Give the number of lines in the data that hold the string "trend". Nothing else is needed.
┌──
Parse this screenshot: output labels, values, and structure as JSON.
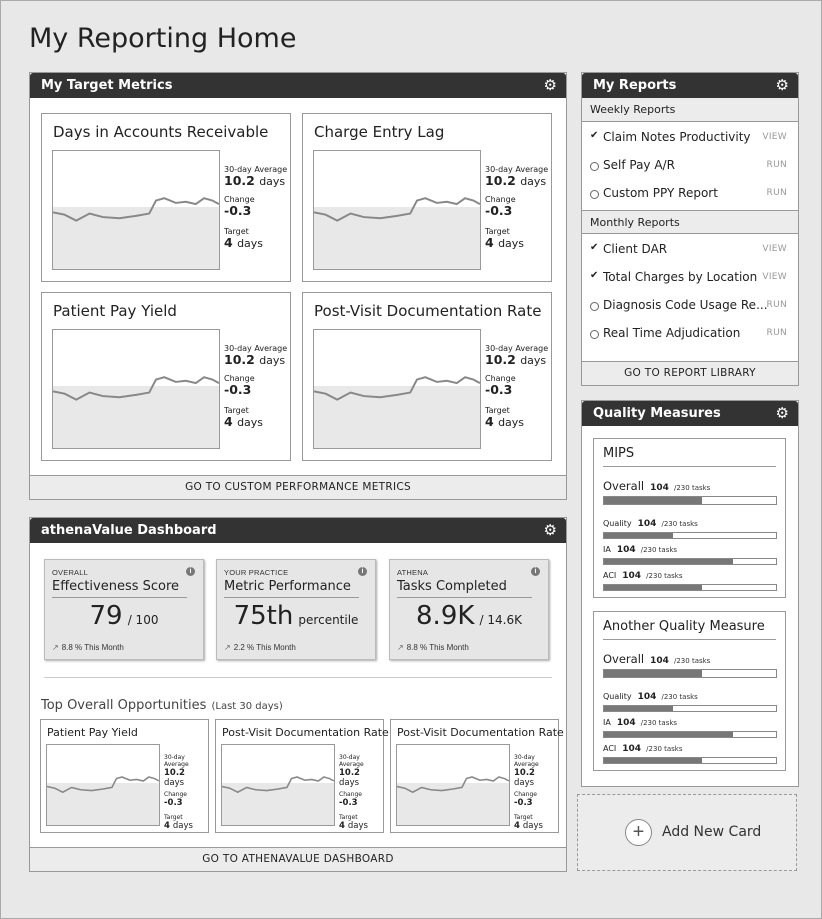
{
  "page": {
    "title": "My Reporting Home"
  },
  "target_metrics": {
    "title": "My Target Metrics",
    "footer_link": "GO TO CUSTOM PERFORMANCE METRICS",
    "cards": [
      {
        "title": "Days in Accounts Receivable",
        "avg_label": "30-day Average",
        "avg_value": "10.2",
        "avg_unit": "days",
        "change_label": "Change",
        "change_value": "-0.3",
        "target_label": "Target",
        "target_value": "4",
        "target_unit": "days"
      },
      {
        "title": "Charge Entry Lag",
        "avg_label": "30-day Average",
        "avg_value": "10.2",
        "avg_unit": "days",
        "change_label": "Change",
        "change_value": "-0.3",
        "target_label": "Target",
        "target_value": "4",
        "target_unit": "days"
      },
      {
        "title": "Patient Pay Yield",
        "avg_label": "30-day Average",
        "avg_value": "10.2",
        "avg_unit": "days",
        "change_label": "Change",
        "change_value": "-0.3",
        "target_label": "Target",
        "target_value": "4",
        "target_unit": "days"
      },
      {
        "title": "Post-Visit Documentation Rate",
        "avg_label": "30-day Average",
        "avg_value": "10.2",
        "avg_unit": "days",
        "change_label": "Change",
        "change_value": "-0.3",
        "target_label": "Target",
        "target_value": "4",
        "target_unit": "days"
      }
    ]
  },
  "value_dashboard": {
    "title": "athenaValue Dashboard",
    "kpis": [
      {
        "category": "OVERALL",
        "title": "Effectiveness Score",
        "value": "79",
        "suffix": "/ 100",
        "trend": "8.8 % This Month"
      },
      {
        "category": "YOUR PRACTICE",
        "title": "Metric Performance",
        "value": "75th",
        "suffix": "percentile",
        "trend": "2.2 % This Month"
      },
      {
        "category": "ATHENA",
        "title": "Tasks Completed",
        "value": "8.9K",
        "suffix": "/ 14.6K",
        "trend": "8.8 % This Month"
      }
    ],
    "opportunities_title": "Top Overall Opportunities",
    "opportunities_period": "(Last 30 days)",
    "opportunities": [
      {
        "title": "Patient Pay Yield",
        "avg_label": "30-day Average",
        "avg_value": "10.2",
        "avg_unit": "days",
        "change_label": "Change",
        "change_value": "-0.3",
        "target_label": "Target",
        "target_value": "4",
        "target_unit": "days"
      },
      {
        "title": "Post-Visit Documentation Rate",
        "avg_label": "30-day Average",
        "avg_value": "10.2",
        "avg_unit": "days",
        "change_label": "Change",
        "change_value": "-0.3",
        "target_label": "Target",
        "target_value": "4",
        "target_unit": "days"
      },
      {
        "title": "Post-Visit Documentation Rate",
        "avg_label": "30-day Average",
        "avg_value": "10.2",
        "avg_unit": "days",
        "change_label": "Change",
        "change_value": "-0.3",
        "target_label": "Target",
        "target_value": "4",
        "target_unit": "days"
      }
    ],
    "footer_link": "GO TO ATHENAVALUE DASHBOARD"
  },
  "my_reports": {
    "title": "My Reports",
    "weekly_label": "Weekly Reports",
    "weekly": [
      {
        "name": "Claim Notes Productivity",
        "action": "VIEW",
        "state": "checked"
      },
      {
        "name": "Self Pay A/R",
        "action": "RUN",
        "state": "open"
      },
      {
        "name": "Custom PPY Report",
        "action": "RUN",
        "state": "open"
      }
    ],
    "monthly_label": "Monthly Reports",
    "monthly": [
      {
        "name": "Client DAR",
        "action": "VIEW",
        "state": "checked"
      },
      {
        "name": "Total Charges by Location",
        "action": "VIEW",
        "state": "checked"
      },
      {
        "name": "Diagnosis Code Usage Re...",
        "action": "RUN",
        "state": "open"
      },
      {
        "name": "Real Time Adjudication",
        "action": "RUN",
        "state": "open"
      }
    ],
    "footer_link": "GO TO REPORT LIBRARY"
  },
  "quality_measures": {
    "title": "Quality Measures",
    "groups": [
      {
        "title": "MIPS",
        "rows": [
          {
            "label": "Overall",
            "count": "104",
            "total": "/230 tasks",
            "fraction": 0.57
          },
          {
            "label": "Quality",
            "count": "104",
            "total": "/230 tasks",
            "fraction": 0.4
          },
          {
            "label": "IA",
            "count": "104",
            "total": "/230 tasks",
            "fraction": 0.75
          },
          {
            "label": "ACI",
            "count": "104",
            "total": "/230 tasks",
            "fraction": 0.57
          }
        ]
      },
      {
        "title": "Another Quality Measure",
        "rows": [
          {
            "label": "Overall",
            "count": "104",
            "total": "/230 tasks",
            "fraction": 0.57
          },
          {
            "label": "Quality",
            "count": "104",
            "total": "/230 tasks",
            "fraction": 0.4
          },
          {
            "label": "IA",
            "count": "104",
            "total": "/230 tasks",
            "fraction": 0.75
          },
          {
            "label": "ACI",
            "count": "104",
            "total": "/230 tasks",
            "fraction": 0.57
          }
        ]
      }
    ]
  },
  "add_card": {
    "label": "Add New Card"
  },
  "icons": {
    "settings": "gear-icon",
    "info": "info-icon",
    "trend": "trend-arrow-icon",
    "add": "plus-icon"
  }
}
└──
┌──
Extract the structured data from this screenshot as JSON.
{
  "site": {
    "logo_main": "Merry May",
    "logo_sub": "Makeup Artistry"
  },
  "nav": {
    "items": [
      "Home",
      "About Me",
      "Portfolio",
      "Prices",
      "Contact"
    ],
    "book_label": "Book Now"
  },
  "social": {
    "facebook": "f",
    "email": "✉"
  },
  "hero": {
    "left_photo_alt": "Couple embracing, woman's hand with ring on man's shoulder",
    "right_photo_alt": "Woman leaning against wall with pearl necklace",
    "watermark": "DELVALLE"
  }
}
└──
*Answer:* 4